● **Directions for this task**
Track down each line below containing the string "FotoWorking" and copy it.

● **Listed records**
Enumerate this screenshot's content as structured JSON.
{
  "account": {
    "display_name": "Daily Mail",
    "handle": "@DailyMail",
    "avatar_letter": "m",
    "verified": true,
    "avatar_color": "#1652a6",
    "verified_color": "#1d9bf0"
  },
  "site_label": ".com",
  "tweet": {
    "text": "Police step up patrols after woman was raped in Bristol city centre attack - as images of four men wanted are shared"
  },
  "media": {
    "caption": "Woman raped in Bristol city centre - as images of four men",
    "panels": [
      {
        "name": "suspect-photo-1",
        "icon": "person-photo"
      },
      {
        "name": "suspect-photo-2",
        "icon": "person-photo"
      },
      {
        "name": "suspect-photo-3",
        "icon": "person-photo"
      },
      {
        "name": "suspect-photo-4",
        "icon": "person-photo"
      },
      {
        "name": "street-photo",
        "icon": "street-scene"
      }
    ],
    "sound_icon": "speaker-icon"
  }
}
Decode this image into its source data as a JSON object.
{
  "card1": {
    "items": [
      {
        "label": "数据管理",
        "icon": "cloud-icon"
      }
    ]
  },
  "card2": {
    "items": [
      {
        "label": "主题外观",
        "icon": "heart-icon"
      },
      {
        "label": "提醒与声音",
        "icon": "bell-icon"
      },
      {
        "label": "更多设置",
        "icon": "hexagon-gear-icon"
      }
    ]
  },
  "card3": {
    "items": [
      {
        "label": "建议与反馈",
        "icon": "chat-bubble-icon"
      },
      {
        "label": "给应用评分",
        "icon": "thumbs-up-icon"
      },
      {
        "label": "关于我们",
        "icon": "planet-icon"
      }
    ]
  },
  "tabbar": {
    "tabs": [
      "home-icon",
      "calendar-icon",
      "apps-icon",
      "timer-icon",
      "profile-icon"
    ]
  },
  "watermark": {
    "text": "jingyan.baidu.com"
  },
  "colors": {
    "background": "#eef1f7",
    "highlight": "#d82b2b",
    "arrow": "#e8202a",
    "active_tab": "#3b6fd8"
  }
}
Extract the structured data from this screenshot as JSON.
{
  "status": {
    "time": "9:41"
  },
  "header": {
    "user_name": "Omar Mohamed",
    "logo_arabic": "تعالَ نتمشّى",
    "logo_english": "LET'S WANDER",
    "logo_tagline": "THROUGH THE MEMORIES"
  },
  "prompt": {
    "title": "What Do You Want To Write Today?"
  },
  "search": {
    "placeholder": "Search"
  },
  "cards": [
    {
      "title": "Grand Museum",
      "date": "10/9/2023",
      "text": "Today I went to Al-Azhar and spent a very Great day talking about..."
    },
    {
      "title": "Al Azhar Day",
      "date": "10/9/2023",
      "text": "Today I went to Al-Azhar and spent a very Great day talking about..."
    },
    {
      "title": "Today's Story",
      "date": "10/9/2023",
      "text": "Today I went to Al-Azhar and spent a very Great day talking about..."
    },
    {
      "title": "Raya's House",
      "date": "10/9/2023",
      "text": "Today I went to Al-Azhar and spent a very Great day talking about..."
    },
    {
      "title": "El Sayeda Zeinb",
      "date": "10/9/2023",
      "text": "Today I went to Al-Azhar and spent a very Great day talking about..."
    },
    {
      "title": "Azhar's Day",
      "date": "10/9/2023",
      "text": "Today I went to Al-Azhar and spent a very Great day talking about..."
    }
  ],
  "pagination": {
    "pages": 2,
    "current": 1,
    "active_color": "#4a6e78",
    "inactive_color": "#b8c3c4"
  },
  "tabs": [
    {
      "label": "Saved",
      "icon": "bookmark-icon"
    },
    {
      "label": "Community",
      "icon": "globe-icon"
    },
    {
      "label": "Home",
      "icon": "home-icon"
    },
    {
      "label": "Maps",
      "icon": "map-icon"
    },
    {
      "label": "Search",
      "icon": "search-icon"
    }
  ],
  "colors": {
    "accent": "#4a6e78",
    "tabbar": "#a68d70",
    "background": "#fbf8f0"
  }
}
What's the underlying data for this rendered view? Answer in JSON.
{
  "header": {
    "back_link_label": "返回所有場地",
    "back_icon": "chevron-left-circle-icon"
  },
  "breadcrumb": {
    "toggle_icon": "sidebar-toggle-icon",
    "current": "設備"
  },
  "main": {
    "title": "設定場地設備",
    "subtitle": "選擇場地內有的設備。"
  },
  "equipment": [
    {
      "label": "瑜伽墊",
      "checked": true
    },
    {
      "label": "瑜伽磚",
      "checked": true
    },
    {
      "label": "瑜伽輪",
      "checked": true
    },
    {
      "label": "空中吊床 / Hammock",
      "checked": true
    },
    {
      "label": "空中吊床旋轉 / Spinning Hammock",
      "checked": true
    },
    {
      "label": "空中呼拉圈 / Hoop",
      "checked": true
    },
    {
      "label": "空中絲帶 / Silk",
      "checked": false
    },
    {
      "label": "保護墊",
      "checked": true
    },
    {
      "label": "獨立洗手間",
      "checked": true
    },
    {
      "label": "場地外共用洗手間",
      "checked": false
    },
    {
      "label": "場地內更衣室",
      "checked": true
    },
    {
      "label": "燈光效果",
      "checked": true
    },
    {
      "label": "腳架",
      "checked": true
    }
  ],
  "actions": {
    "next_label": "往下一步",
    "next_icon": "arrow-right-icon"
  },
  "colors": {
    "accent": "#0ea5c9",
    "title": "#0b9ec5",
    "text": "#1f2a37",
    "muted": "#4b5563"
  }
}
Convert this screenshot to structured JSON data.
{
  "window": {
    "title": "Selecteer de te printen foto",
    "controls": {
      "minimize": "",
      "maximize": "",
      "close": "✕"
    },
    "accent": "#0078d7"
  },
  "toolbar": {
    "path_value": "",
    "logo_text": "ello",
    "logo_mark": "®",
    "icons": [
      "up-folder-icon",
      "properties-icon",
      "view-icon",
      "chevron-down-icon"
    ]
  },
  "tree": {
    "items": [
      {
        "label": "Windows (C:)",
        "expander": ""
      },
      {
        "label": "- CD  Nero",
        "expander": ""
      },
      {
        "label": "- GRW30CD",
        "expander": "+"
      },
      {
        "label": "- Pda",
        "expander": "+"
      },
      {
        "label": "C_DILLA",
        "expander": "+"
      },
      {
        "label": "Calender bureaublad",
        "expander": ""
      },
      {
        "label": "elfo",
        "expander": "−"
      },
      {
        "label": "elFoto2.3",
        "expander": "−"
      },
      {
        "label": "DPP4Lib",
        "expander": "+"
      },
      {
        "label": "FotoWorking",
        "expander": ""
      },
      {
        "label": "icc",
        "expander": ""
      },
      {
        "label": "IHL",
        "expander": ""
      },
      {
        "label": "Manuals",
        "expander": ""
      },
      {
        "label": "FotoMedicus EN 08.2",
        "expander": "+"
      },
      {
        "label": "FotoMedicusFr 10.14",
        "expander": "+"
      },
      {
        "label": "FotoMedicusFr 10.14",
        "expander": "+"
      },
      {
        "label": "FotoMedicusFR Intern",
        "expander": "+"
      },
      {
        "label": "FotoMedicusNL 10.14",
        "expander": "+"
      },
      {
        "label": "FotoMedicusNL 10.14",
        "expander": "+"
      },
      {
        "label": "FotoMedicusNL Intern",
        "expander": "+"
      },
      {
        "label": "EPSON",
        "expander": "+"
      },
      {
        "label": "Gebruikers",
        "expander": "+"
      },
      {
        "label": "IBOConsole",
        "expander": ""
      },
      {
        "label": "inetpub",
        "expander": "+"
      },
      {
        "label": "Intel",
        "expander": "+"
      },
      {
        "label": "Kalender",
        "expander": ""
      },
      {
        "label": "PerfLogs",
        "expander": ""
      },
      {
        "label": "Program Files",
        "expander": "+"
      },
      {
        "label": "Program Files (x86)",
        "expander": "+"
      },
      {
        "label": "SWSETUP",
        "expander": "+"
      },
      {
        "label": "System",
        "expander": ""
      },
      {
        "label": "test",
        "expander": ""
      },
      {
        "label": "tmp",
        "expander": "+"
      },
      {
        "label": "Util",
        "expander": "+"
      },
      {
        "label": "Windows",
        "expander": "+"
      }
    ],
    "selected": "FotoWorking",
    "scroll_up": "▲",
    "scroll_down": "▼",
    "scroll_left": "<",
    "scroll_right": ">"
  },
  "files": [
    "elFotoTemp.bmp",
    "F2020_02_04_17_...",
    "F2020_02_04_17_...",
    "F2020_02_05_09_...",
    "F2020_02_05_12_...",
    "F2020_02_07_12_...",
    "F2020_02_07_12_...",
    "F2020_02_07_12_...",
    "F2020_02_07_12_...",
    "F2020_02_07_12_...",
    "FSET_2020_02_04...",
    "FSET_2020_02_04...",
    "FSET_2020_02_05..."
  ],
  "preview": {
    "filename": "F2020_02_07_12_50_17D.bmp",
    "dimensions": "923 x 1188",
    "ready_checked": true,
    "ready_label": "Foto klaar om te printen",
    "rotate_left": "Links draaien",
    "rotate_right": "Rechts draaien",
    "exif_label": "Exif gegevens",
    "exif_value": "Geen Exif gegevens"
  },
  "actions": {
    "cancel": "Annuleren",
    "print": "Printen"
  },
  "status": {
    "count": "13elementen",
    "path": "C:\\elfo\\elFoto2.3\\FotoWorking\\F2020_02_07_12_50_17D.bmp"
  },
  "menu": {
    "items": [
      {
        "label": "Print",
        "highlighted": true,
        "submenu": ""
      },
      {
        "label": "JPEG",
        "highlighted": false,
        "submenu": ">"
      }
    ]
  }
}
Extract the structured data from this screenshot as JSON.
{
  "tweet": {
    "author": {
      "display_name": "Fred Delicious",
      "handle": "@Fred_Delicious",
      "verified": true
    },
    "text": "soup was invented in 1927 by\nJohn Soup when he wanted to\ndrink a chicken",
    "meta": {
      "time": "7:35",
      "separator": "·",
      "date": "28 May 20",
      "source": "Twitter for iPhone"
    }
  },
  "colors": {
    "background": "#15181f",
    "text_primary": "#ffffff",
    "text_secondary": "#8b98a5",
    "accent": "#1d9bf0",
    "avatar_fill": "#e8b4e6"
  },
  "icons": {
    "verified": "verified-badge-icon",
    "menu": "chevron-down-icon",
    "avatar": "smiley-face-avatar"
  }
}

● **Written reply**
        "label": "FotoWorking",
    "selected": "FotoWorking",
    "path": "C:\\elfo\\elFoto2.3\\FotoWorking\\F2020_02_07_12_50_17D.bmp"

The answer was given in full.